Assignment> Give only the number of lines in the records that contain the word "alias".

[Items from an interface collection]
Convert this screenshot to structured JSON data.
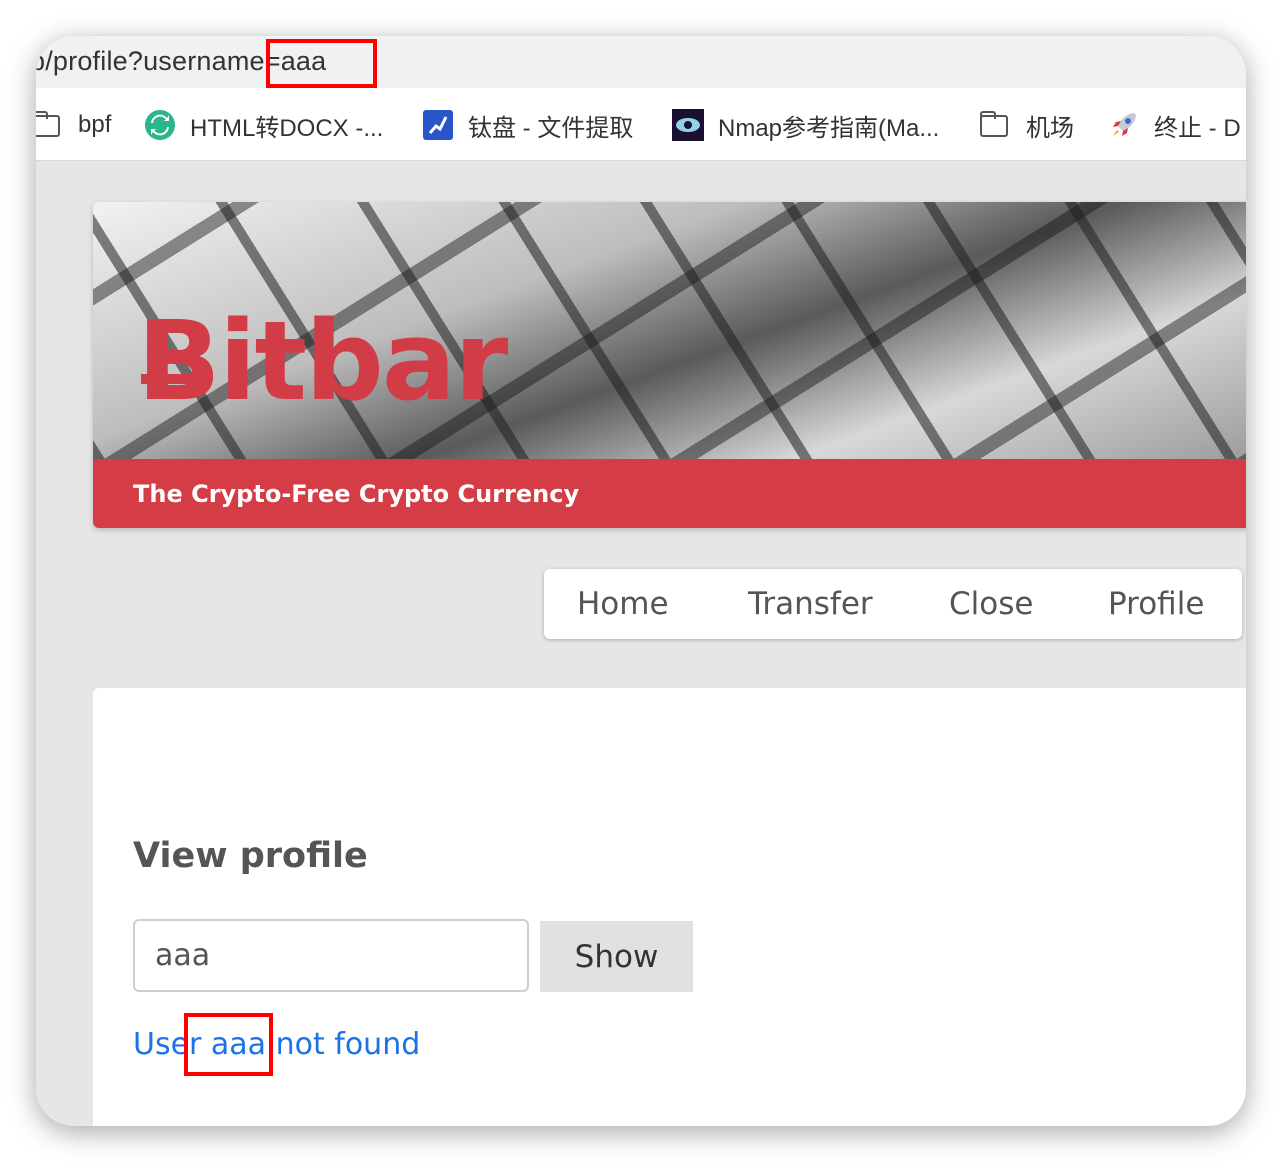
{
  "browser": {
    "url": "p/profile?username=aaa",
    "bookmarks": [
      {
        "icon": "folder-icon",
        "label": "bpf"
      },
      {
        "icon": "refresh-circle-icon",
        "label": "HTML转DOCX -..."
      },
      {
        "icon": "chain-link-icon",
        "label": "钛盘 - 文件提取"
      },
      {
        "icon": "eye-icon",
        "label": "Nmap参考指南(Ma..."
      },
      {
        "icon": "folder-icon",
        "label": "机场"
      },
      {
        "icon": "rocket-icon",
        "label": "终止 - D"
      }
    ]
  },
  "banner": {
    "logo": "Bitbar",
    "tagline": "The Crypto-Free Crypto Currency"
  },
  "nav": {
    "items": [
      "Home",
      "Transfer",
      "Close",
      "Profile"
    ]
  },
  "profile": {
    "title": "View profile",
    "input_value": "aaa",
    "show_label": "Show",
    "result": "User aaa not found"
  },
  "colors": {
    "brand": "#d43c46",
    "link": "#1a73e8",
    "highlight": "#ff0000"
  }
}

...

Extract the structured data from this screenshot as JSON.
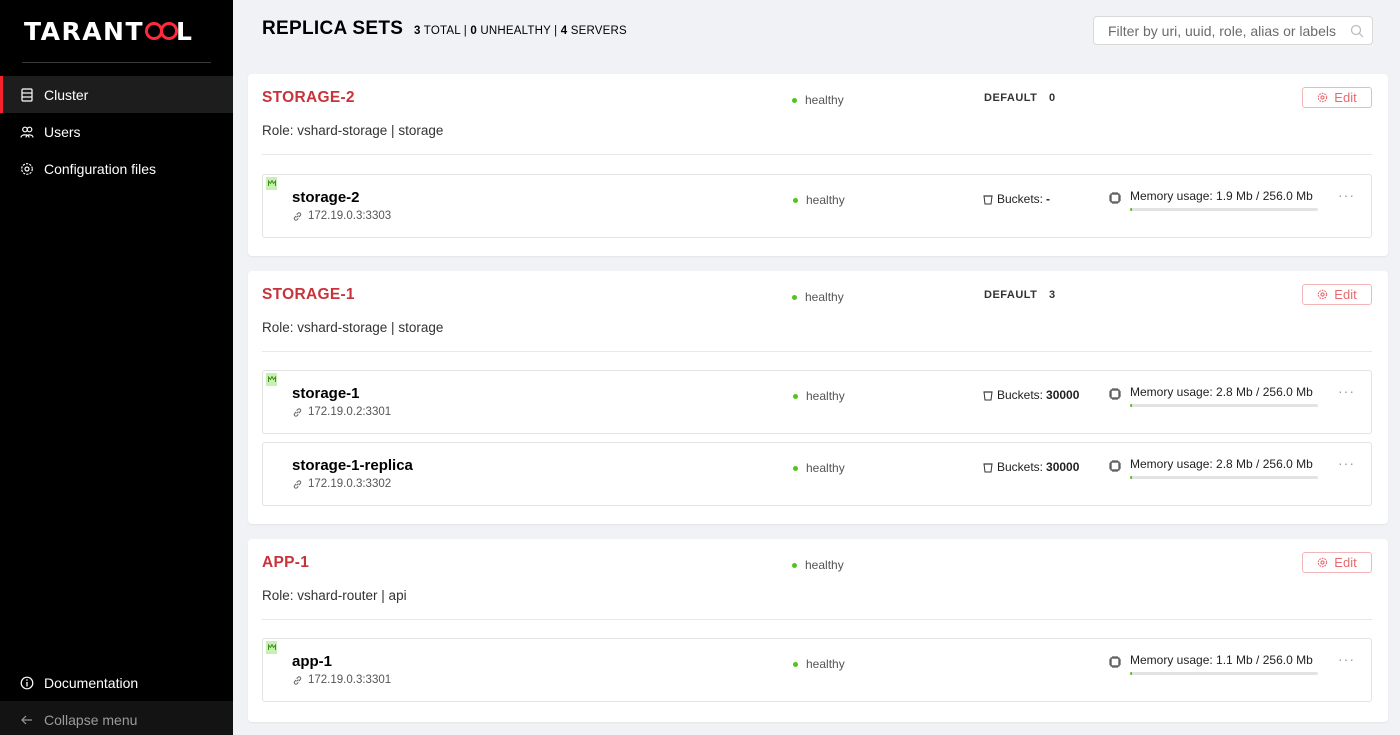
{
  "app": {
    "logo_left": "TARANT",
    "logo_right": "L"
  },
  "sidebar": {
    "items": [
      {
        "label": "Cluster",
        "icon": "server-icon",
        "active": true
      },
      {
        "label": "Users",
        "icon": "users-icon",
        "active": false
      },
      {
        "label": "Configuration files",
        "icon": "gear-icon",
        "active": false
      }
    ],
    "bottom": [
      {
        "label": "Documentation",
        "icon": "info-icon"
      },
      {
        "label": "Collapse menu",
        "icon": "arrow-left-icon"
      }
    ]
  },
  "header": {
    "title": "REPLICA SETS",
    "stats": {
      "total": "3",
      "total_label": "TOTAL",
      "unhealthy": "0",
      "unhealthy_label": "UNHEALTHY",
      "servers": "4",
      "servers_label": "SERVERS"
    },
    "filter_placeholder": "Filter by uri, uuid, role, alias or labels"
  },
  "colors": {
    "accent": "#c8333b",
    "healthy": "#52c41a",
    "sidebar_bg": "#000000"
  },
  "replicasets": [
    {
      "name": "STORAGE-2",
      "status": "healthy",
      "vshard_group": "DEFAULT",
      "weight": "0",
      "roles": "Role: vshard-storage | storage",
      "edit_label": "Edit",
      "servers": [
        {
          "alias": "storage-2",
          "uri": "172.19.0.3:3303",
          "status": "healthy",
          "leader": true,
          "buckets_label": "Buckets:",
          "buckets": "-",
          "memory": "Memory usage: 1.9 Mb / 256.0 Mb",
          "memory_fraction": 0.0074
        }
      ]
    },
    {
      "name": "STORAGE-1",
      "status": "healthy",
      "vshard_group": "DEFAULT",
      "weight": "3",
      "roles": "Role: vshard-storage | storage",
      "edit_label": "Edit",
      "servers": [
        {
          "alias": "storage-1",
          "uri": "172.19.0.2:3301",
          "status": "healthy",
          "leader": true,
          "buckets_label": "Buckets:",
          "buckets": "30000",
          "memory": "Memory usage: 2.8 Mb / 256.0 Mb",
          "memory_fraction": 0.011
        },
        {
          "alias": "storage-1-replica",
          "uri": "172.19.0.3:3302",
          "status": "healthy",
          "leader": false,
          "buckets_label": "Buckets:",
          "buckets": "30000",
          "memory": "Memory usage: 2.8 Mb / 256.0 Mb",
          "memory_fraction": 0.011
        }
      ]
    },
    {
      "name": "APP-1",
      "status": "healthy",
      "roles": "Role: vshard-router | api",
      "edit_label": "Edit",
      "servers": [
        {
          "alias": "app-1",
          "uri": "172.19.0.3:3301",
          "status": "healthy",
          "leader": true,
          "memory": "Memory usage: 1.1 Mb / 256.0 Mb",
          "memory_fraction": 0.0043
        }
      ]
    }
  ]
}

Reply to the exercise> 5